The answer must be an exact copy of the records, with no pictures in it.

Page and application data records:
──────────────────────────────

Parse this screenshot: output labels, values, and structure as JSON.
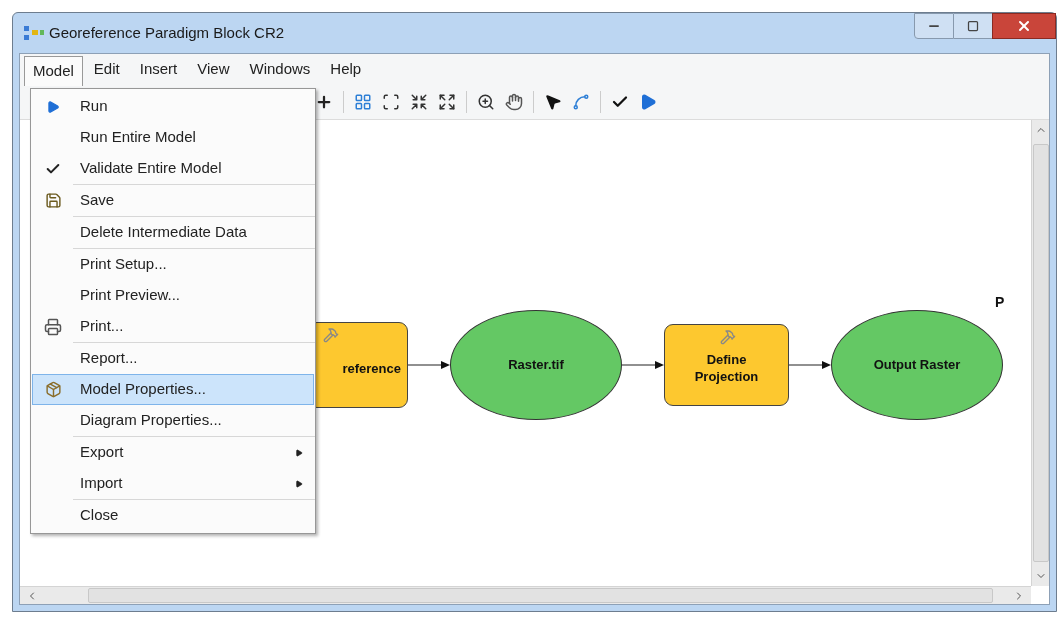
{
  "window": {
    "title": "Georeference Paradigm Block CR2"
  },
  "menubar": [
    {
      "label": "Model",
      "selected": true
    },
    {
      "label": "Edit",
      "selected": false
    },
    {
      "label": "Insert",
      "selected": false
    },
    {
      "label": "View",
      "selected": false
    },
    {
      "label": "Windows",
      "selected": false
    },
    {
      "label": "Help",
      "selected": false
    }
  ],
  "menu": {
    "sections": [
      [
        {
          "label": "Run",
          "kind": "run",
          "selected": false
        },
        {
          "label": "Run Entire Model",
          "kind": "plain",
          "selected": false
        },
        {
          "label": "Validate Entire Model",
          "kind": "validate",
          "selected": false
        }
      ],
      [
        {
          "label": "Save",
          "kind": "save",
          "selected": false
        }
      ],
      [
        {
          "label": "Delete Intermediate Data",
          "kind": "plain",
          "selected": false
        }
      ],
      [
        {
          "label": "Print Setup...",
          "kind": "plain",
          "selected": false
        },
        {
          "label": "Print Preview...",
          "kind": "plain",
          "selected": false
        },
        {
          "label": "Print...",
          "kind": "print",
          "selected": false
        }
      ],
      [
        {
          "label": "Report...",
          "kind": "plain",
          "selected": false
        },
        {
          "label": "Model Properties...",
          "kind": "properties",
          "selected": true
        },
        {
          "label": "Diagram Properties...",
          "kind": "plain",
          "selected": false
        }
      ],
      [
        {
          "label": "Export",
          "kind": "submenu",
          "selected": false
        },
        {
          "label": "Import",
          "kind": "submenu",
          "selected": false
        }
      ],
      [
        {
          "label": "Close",
          "kind": "plain",
          "selected": false
        }
      ]
    ]
  },
  "diagram": {
    "nodes": [
      {
        "label": "reference",
        "kind": "tool"
      },
      {
        "label": "Raster.tif",
        "kind": "data"
      },
      {
        "label": "Define Projection",
        "kind": "tool"
      },
      {
        "label": "Output Raster",
        "kind": "data"
      }
    ],
    "note": "P"
  }
}
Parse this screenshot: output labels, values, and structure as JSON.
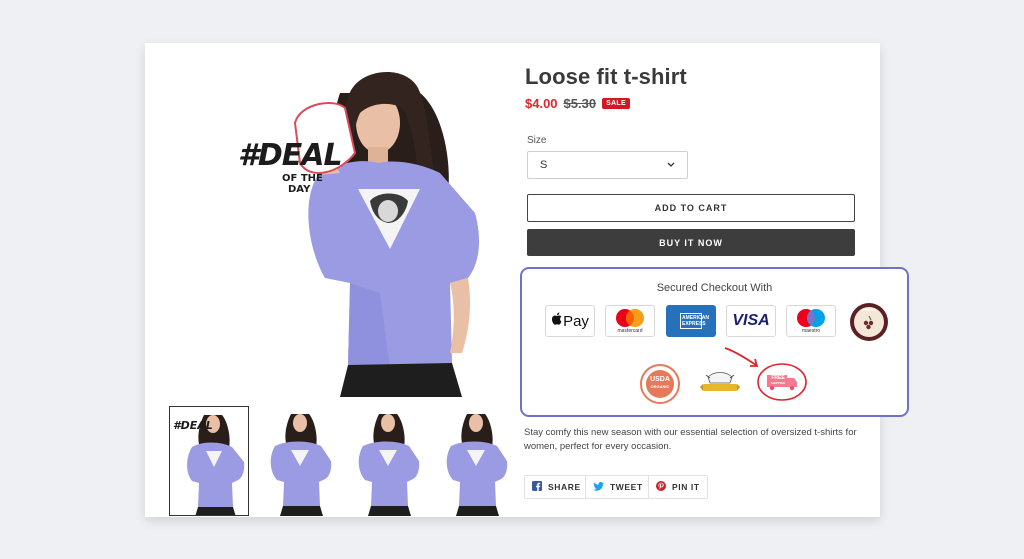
{
  "product": {
    "title": "Loose fit t-shirt",
    "price_sale": "$4.00",
    "price_original": "$5.30",
    "sale_badge": "SALE",
    "size_label": "Size",
    "size_value": "S",
    "add_to_cart": "ADD TO CART",
    "buy_now": "BUY IT NOW",
    "description": "Stay comfy this new season with our essential selection of oversized t-shirts for women, perfect for every occasion."
  },
  "promo": {
    "deal_line1": "#DEAL",
    "deal_line2": "OF THE",
    "deal_line3": "DAY"
  },
  "checkout": {
    "title": "Secured Checkout With",
    "applepay_label": "Pay",
    "mastercard_label": "mastercard",
    "amex_label": "AMERICAN EXPRESS",
    "visa_label": "VISA",
    "maestro_label": "maestro",
    "award_label": "AWARD",
    "usda_line1": "USDA",
    "usda_line2": "ORGANIC",
    "free_line1": "FREE",
    "free_line2": "SHIPPING"
  },
  "share": {
    "facebook": "SHARE",
    "twitter": "TWEET",
    "pinterest": "PIN IT"
  },
  "colors": {
    "accent_sale": "#e0242b",
    "shirt": "#9a9be3",
    "secured_border": "#6b73c9",
    "buy_button": "#3d3d3d"
  },
  "icons": [
    "chevron-down-icon",
    "apple-icon",
    "facebook-icon",
    "twitter-icon",
    "pinterest-icon",
    "arrow-icon"
  ]
}
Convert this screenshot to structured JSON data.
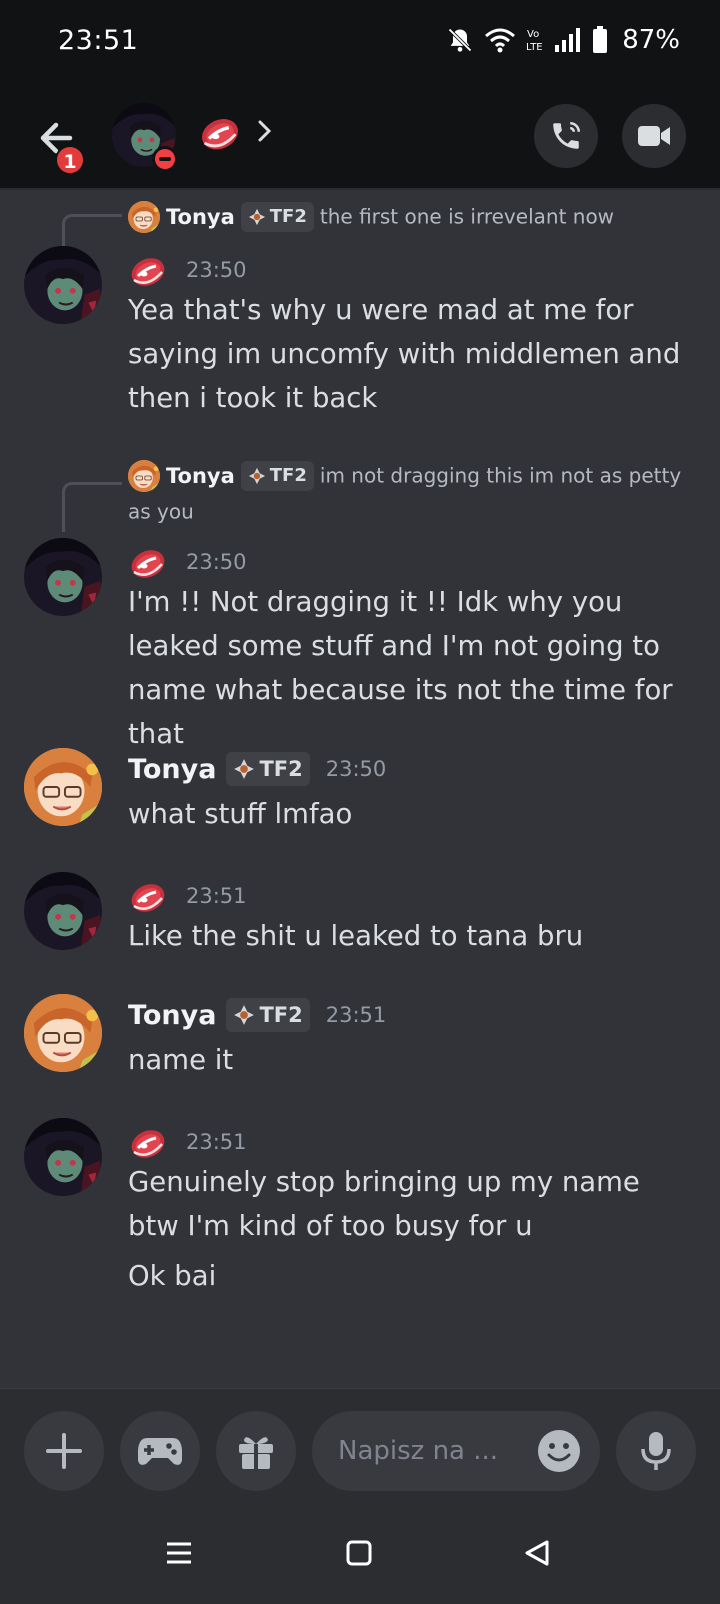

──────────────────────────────

* **Solution to this problem**
Parse this screenshot: output labels, values, and structure as JSON.
{
  "window": {
    "title": "Georeference Paradigm Block CR2"
  },
  "menubar": [
    {
      "label": "Model",
      "selected": true
    },
    {
      "label": "Edit",
      "selected": false
    },
    {
      "label": "Insert",
      "selected": false
    },
    {
      "label": "View",
      "selected": false
    },
    {
      "label": "Windows",
      "selected": false
    },
    {
      "label": "Help",
      "selected": false
    }
  ],
  "menu": {
    "sections": [
      [
        {
          "label": "Run",
          "kind": "run",
          "selected": false
        },
        {
          "label": "Run Entire Model",
          "kind": "plain",
          "selected": false
        },
        {
          "label": "Validate Entire Model",
          "kind": "validate",
          "selected": false
        }
      ],
      [
        {
          "label": "Save",
          "kind": "save",
          "selected": false
        }
      ],
      [
        {
          "label": "Delete Intermediate Data",
          "kind": "plain",
          "selected": false
        }
      ],
      [
        {
          "label": "Print Setup...",
          "kind": "plain",
          "selected": false
        },
        {
          "label": "Print Preview...",
          "kind": "plain",
          "selected": false
        },
        {
          "label": "Print...",
          "kind": "print",
          "selected": false
        }
      ],
      [
        {
          "label": "Report...",
          "kind": "plain",
          "selected": false
        },
        {
          "label": "Model Properties...",
          "kind": "properties",
          "selected": true
        },
        {
          "label": "Diagram Properties...",
          "kind": "plain",
          "selected": false
        }
      ],
      [
        {
          "label": "Export",
          "kind": "submenu",
          "selected": false
        },
        {
          "label": "Import",
          "kind": "submenu",
          "selected": false
        }
      ],
      [
        {
          "label": "Close",
          "kind": "plain",
          "selected": false
        }
      ]
    ]
  },
  "diagram": {
    "nodes": [
      {
        "label": "reference",
        "kind": "tool"
      },
      {
        "label": "Raster.tif",
        "kind": "data"
      },
      {
        "label": "Define Projection",
        "kind": "tool"
      },
      {
        "label": "Output Raster",
        "kind": "data"
      }
    ],
    "note": "P"
  }
}
Parse this screenshot: output labels, values, and structure as JSON.
{
  "product": {
    "title": "Loose fit t-shirt",
    "price_sale": "$4.00",
    "price_original": "$5.30",
    "sale_badge": "SALE",
    "size_label": "Size",
    "size_value": "S",
    "add_to_cart": "ADD TO CART",
    "buy_now": "BUY IT NOW",
    "description": "Stay comfy this new season with our essential selection of oversized t-shirts for women, perfect for every occasion."
  },
  "promo": {
    "deal_line1": "#DEAL",
    "deal_line2": "OF THE",
    "deal_line3": "DAY"
  },
  "checkout": {
    "title": "Secured Checkout With",
    "applepay_label": "Pay",
    "mastercard_label": "mastercard",
    "amex_label": "AMERICAN EXPRESS",
    "visa_label": "VISA",
    "maestro_label": "maestro",
    "award_label": "AWARD",
    "usda_line1": "USDA",
    "usda_line2": "ORGANIC",
    "free_line1": "FREE",
    "free_line2": "SHIPPING"
  },
  "share": {
    "facebook": "SHARE",
    "twitter": "TWEET",
    "pinterest": "PIN IT"
  },
  "colors": {
    "accent_sale": "#e0242b",
    "shirt": "#9a9be3",
    "secured_border": "#6b73c9",
    "buy_button": "#3d3d3d"
  },
  "icons": [
    "chevron-down-icon",
    "apple-icon",
    "facebook-icon",
    "twitter-icon",
    "pinterest-icon",
    "arrow-icon"
  ]
}
Convert this screenshot to structured JSON data.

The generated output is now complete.